By Jacqueline Cowhig
LONDON | Thu May 17, 2012 12:16pm BST
May 17 (Reuters) – Shell International Trading and Shipping Company Ltd this month resumed trading in coal derivatives more than a decade after parent Royal Dutch Shell exited the coal business and sold its mines, sources close to the company said.
Shell declined to comment.
Shell actively trades power, gas and carbon so the move back into coal fills a gap in the energy markets it trades and will enable more effective spread-trading and hedging, they said.
“It’s coal swaps only for hedging and spread-trading,” one source said.
With the emissions market moribund because of Europe’s economic problems, coal swaps are the most effective hedge against gas, they added.
Shell sold its Australian, South African, U.S. and Venezuelan coal assets 11 years ago. At that time coal prices were depressed and the market was opaque, illiquid and dominated by long-term contracts.
BP also sold off its coal assets, leaving Total the only oil major with coal mines and a physical trading book.

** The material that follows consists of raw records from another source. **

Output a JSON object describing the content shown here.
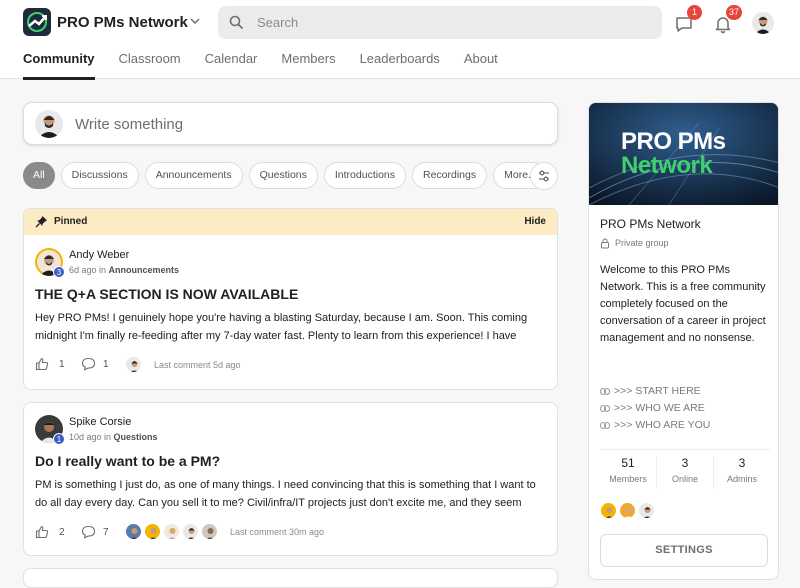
{
  "header": {
    "group_name": "PRO PMs Network",
    "search_placeholder": "Search",
    "chat_badge": "1",
    "notif_badge": "37"
  },
  "nav": {
    "tabs": [
      {
        "label": "Community",
        "active": true
      },
      {
        "label": "Classroom"
      },
      {
        "label": "Calendar"
      },
      {
        "label": "Members"
      },
      {
        "label": "Leaderboards"
      },
      {
        "label": "About"
      }
    ]
  },
  "composer": {
    "placeholder": "Write something"
  },
  "filters": {
    "chips": [
      "All",
      "Discussions",
      "Announcements",
      "Questions",
      "Introductions",
      "Recordings",
      "More..."
    ]
  },
  "posts": [
    {
      "pinned_label": "Pinned",
      "hide_label": "Hide",
      "author": "Andy Weber",
      "level": "3",
      "time": "6d ago in ",
      "category": "Announcements",
      "title": "THE Q+A SECTION IS NOW AVAILABLE",
      "body": "Hey PRO PMs! I genuinely hope you're having a blasting Saturday, because I am. Soon. This coming midnight I'm finally re-feeding after my 7-day water fast. Plenty to learn from this experience! I have",
      "likes": "1",
      "comments": "1",
      "last_comment": "Last comment 5d ago"
    },
    {
      "author": "Spike Corsie",
      "level": "1",
      "time": "10d ago in ",
      "category": "Questions",
      "title": "Do I really want to be a PM?",
      "body": "PM is something I just do, as one of many things. I need convincing that this is something that I want to do all day every day. Can you sell it to me? Civil/infra/IT projects just don't excite me, and they seem",
      "likes": "2",
      "comments": "7",
      "last_comment": "Last comment 30m ago"
    }
  ],
  "sidebar": {
    "banner_line1": "PRO PMs",
    "banner_line2": "Network",
    "title": "PRO PMs Network",
    "privacy": "Private group",
    "description": "Welcome to this PRO PMs Network. This is a free community completely focused on the conversation of a career in project management and no nonsense.",
    "links": [
      ">>> START HERE",
      ">>> WHO WE ARE",
      ">>> WHO ARE YOU"
    ],
    "stats": [
      {
        "value": "51",
        "label": "Members"
      },
      {
        "value": "3",
        "label": "Online"
      },
      {
        "value": "3",
        "label": "Admins"
      }
    ],
    "settings_label": "SETTINGS"
  },
  "colors": {
    "accent_green": "#3ecf6e",
    "badge_red": "#e5453a",
    "pin_bg": "#fcebc3",
    "level_blue": "#3b5cc4"
  }
}
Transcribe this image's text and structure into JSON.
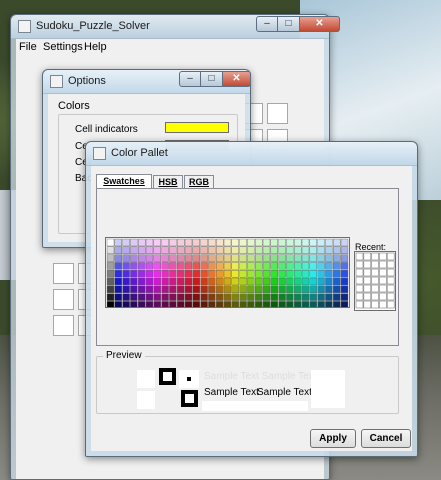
{
  "main_window": {
    "title": "Sudoku_Puzzle_Solver",
    "controls": {
      "minimize": "–",
      "maximize": "□",
      "close": "✕"
    },
    "menu": [
      {
        "label": "File"
      },
      {
        "label": "Settings"
      },
      {
        "label": "Help"
      }
    ]
  },
  "options_window": {
    "title": "Options",
    "controls": {
      "minimize": "–",
      "maximize": "□",
      "close": "✕"
    },
    "colors_group": {
      "title": "Colors",
      "rows": [
        {
          "label": "Cell indicators",
          "color": "#ffff00"
        },
        {
          "label": "Cell",
          "color": "#000000"
        },
        {
          "label": "Cell",
          "color": "#ffffff"
        },
        {
          "label": "Bac",
          "color": "#ffffff"
        }
      ]
    }
  },
  "color_pallet": {
    "title": "Color Pallet",
    "tabs": [
      {
        "label": "Swatches",
        "active": true
      },
      {
        "label": "HSB",
        "active": false
      },
      {
        "label": "RGB",
        "active": false
      }
    ],
    "recent_label": "Recent:",
    "preview": {
      "title": "Preview",
      "sample_text_faded": "Sample Text Sample Text",
      "sample_text_1": "Sample Text",
      "sample_text_2": "Sample Text"
    },
    "buttons": {
      "apply": "Apply",
      "cancel": "Cancel"
    },
    "swatch_grid": {
      "columns": 31,
      "rows": 9
    },
    "recent_grid": {
      "columns": 5,
      "rows": 7
    }
  },
  "colors": {
    "window_bg": "#f0f0f0",
    "frame": "#c8dae8",
    "yellow_indicator": "#ffff00"
  }
}
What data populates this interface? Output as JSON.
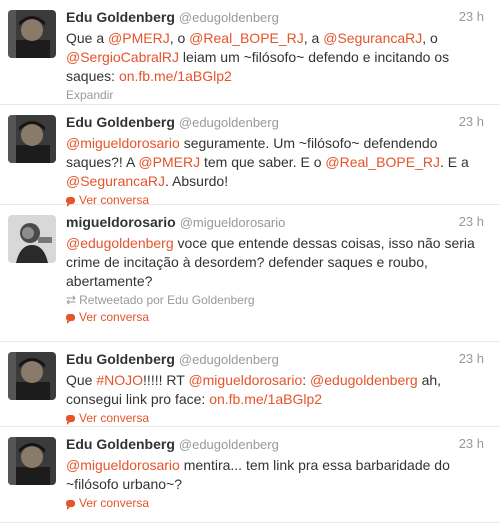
{
  "tweets": [
    {
      "name": "Edu Goldenberg",
      "handle": "@edugoldenberg",
      "time": "23 h",
      "segments": [
        {
          "t": "Que a "
        },
        {
          "t": "@PMERJ",
          "m": 1
        },
        {
          "t": ", o "
        },
        {
          "t": "@Real_BOPE_RJ",
          "m": 1
        },
        {
          "t": ", a "
        },
        {
          "t": "@SegurancaRJ",
          "m": 1
        },
        {
          "t": ", o "
        },
        {
          "t": "@SergioCabralRJ",
          "m": 1
        },
        {
          "t": " leiam um ~filósofo~ defendo e incitando os saques: "
        },
        {
          "t": "on.fb.me/1aBGlp2",
          "m": 1
        }
      ],
      "action": "Expandir"
    },
    {
      "name": "Edu Goldenberg",
      "handle": "@edugoldenberg",
      "time": "23 h",
      "segments": [
        {
          "t": "@migueldorosario",
          "m": 1
        },
        {
          "t": " seguramente. Um ~filósofo~ defendendo saques?! A "
        },
        {
          "t": "@PMERJ",
          "m": 1
        },
        {
          "t": " tem que saber. E o "
        },
        {
          "t": "@Real_BOPE_RJ",
          "m": 1
        },
        {
          "t": ". E a "
        },
        {
          "t": "@SegurancaRJ",
          "m": 1
        },
        {
          "t": ". Absurdo!"
        }
      ],
      "action": "Ver conversa"
    },
    {
      "name": "migueldorosario",
      "handle": "@migueldorosario",
      "time": "23 h",
      "segments": [
        {
          "t": "@edugoldenberg",
          "m": 1
        },
        {
          "t": " voce que entende dessas coisas, isso não seria crime de incitação à desordem? defender saques e roubo, abertamente?"
        }
      ],
      "retweeted_by": "Retweetado por Edu Goldenberg",
      "action": "Ver conversa"
    },
    {
      "name": "Edu Goldenberg",
      "handle": "@edugoldenberg",
      "time": "23 h",
      "segments": [
        {
          "t": "Que "
        },
        {
          "t": "#NOJO",
          "m": 1
        },
        {
          "t": "!!!!! RT "
        },
        {
          "t": "@migueldorosario",
          "m": 1
        },
        {
          "t": ": "
        },
        {
          "t": "@edugoldenberg",
          "m": 1
        },
        {
          "t": " ah, consegui link pro face: "
        },
        {
          "t": "on.fb.me/1aBGlp2",
          "m": 1
        }
      ],
      "action": "Ver conversa"
    },
    {
      "name": "Edu Goldenberg",
      "handle": "@edugoldenberg",
      "time": "23 h",
      "segments": [
        {
          "t": "@migueldorosario",
          "m": 1
        },
        {
          "t": " mentira... tem link pra essa barbaridade do ~filósofo urbano~?"
        }
      ],
      "action": "Ver conversa"
    }
  ],
  "colors": {
    "mention": "#e5542b",
    "meta": "#999999",
    "text": "#333333"
  },
  "icons": {
    "conversation": "speech-bubble-icon",
    "retweet": "retweet-icon"
  }
}
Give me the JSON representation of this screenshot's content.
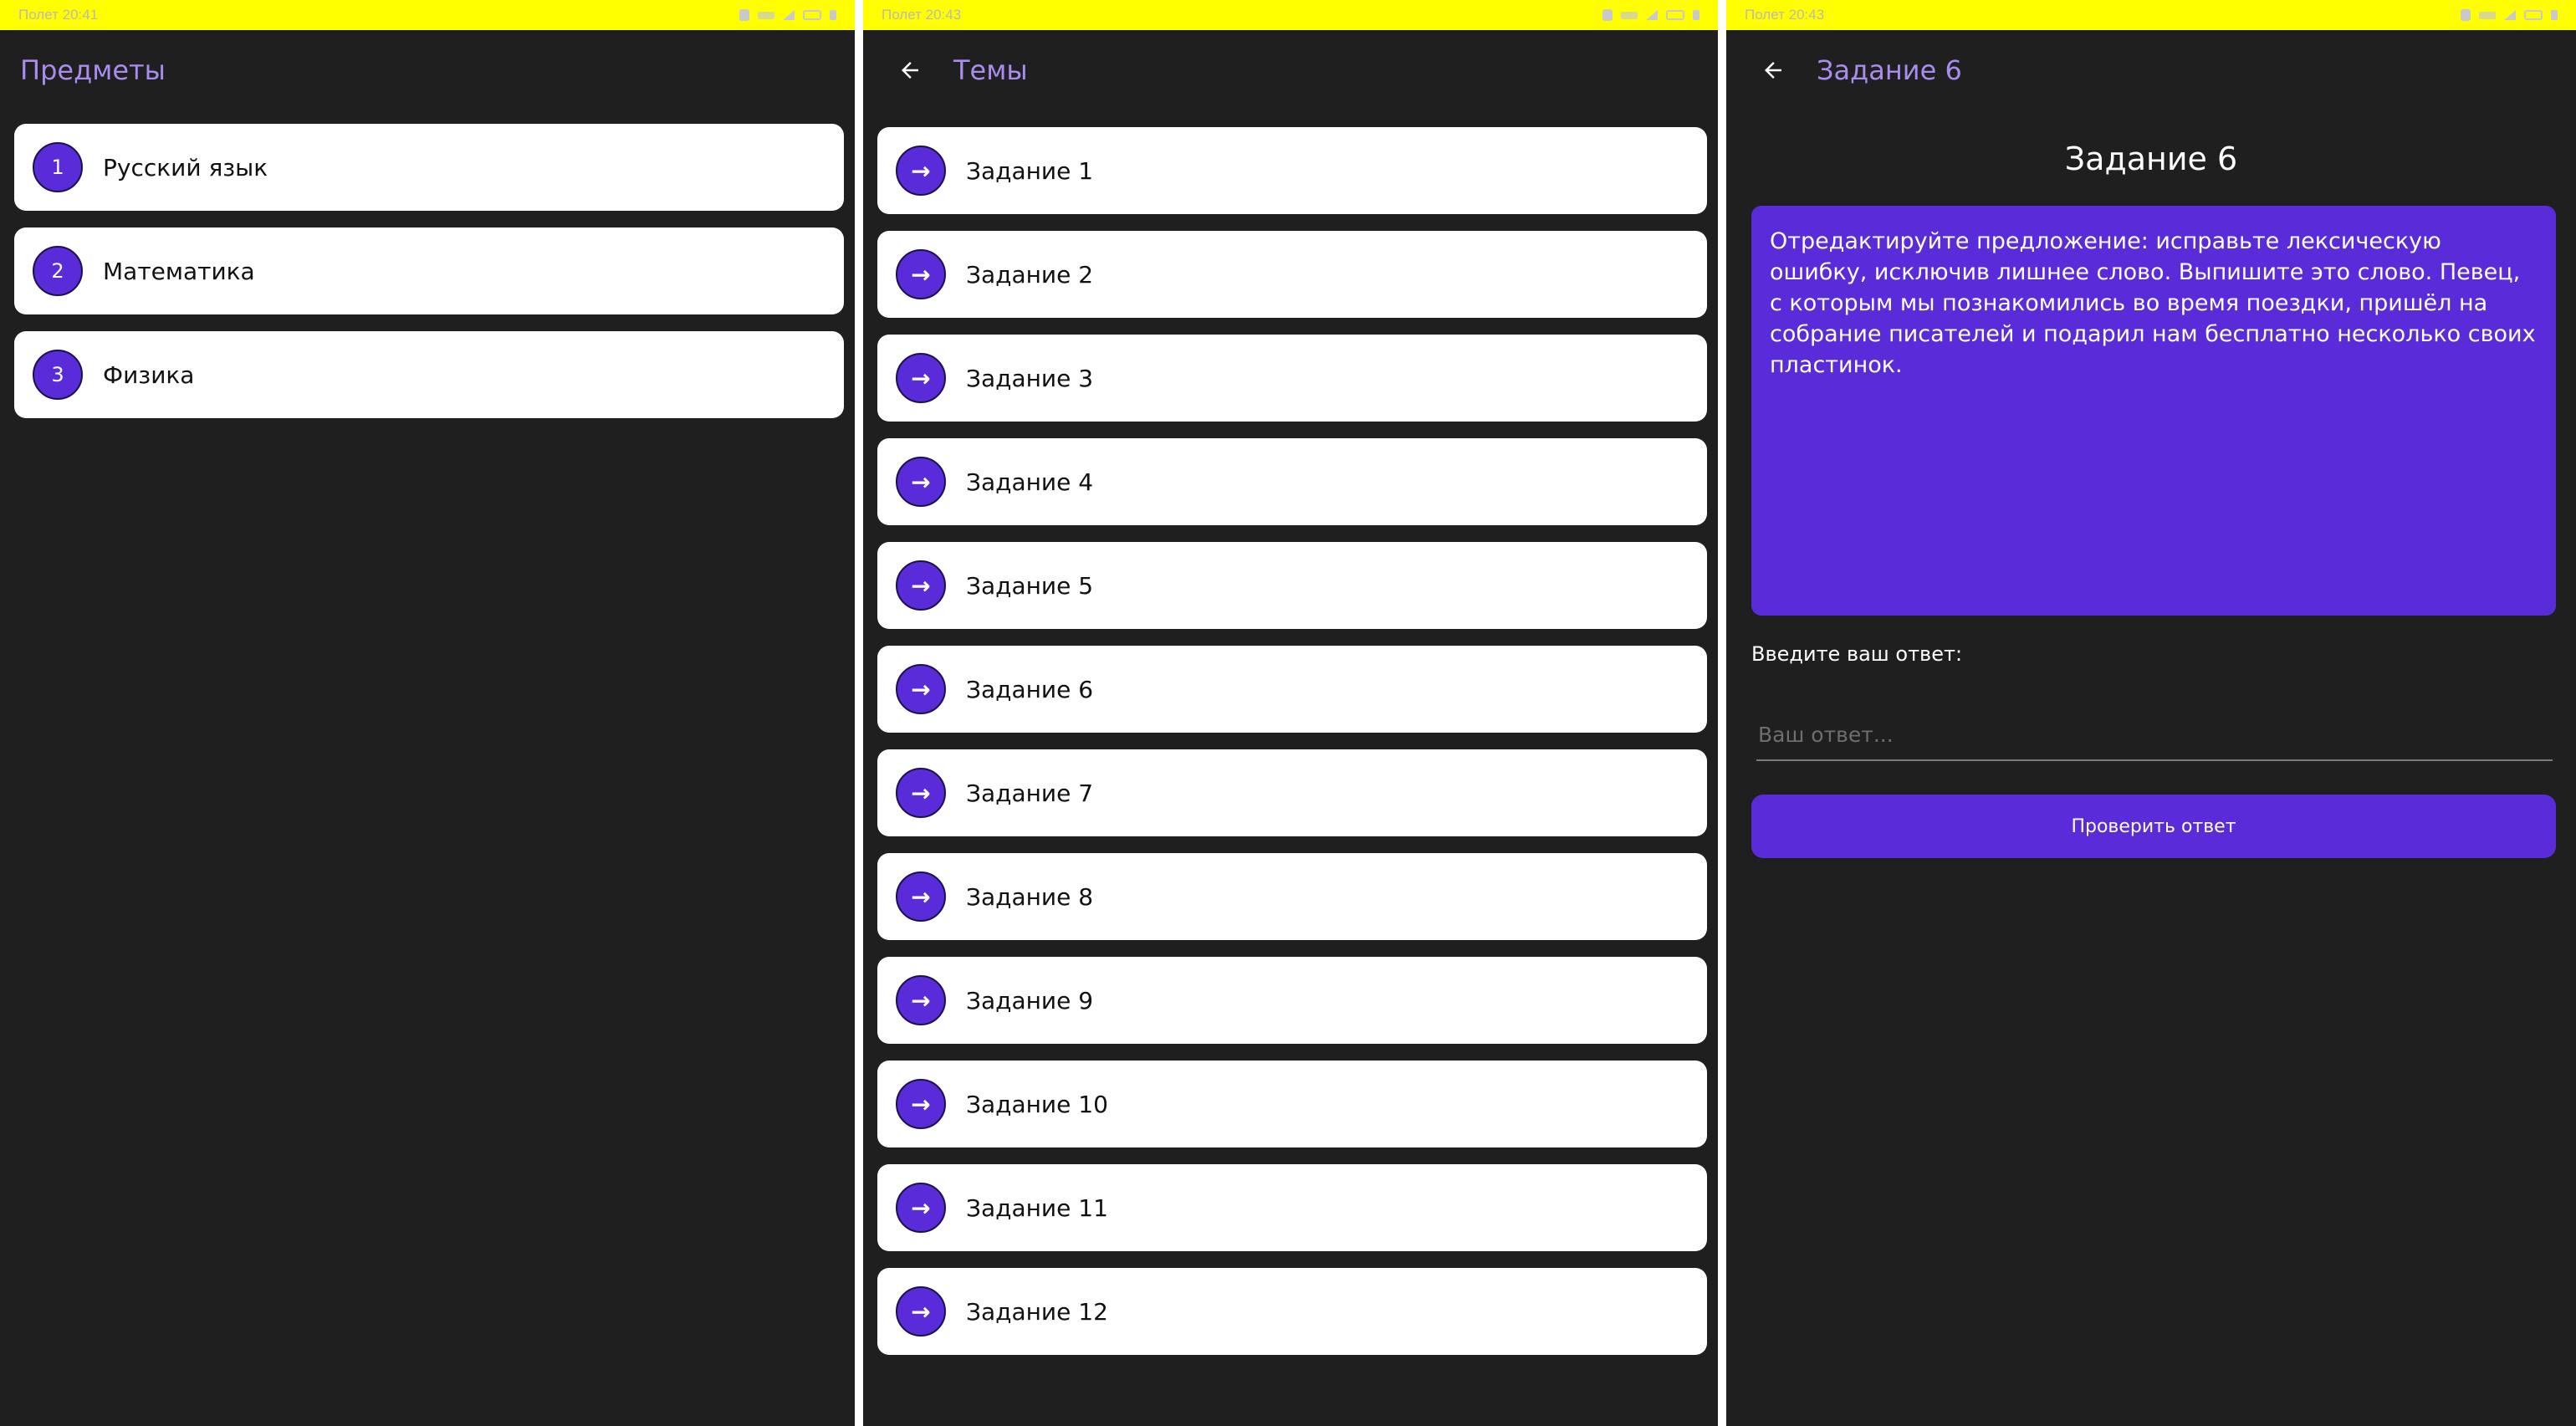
{
  "status_bar": {
    "text": "Полет 20:41",
    "text_2": "Полет 20:43",
    "text_3": "Полет 20:43",
    "background": "#ffff00"
  },
  "subjects_screen": {
    "title": "Предметы",
    "items": [
      {
        "number": "1",
        "label": "Русский язык"
      },
      {
        "number": "2",
        "label": "Математика"
      },
      {
        "number": "3",
        "label": "Физика"
      }
    ]
  },
  "topics_screen": {
    "title": "Темы",
    "back_icon": "arrow-back-icon",
    "item_icon": "arrow-right-icon",
    "arrow_glyph": "→",
    "items": [
      {
        "label": "Задание 1"
      },
      {
        "label": "Задание 2"
      },
      {
        "label": "Задание 3"
      },
      {
        "label": "Задание 4"
      },
      {
        "label": "Задание 5"
      },
      {
        "label": "Задание 6"
      },
      {
        "label": "Задание 7"
      },
      {
        "label": "Задание 8"
      },
      {
        "label": "Задание 9"
      },
      {
        "label": "Задание 10"
      },
      {
        "label": "Задание 11"
      },
      {
        "label": "Задание 12"
      }
    ]
  },
  "task_screen": {
    "title": "Задание 6",
    "heading": "Задание 6",
    "question": "Отредактируйте предложение: исправьте лексическую ошибку, исключив лишнее слово. Выпишите это слово.  Певец, с которым мы познакомились во время поездки, пришёл на собрание писателей и подарил нам бесплатно несколько своих пластинок.",
    "answer_label": "Введите ваш ответ:",
    "answer_value": "",
    "answer_placeholder": "Ваш ответ...",
    "check_button": "Проверить ответ"
  },
  "colors": {
    "accent": "#5a2bd9",
    "title": "#a98cf0",
    "background": "#1f1f1f",
    "card": "#ffffff"
  }
}
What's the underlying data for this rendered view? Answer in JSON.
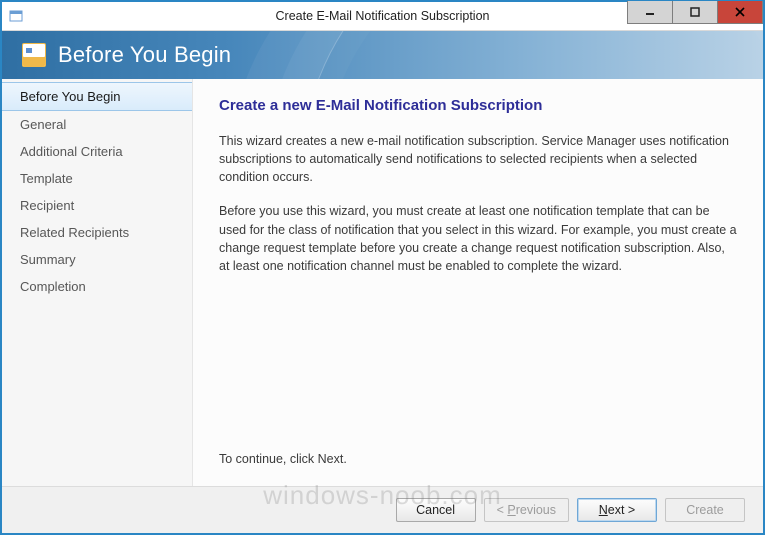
{
  "window": {
    "title": "Create E-Mail Notification Subscription"
  },
  "banner": {
    "heading": "Before You Begin"
  },
  "sidebar": {
    "items": [
      {
        "label": "Before You Begin",
        "active": true
      },
      {
        "label": "General"
      },
      {
        "label": "Additional Criteria"
      },
      {
        "label": "Template"
      },
      {
        "label": "Recipient"
      },
      {
        "label": "Related Recipients"
      },
      {
        "label": "Summary"
      },
      {
        "label": "Completion"
      }
    ]
  },
  "content": {
    "heading": "Create a new E-Mail Notification Subscription",
    "para1": "This wizard creates a new e-mail notification subscription. Service Manager uses notification subscriptions to automatically send notifications to selected recipients when a selected condition occurs.",
    "para2": "Before you use this wizard, you must create at least one notification template that can be used for the class of notification that you select in this wizard. For example, you must create a change request template before you create a change request notification subscription. Also, at least one notification channel must be enabled to complete the wizard.",
    "continue": "To continue, click Next."
  },
  "buttons": {
    "cancel": "Cancel",
    "previous_prefix": "< ",
    "previous_accel": "P",
    "previous_suffix": "revious",
    "next_accel": "N",
    "next_suffix": "ext >",
    "create": "Create"
  },
  "watermark": "windows-noob.com"
}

(Reporting by Jacqueline Cowhig, graphic by Henning Gloystein; editing by Jason Neely)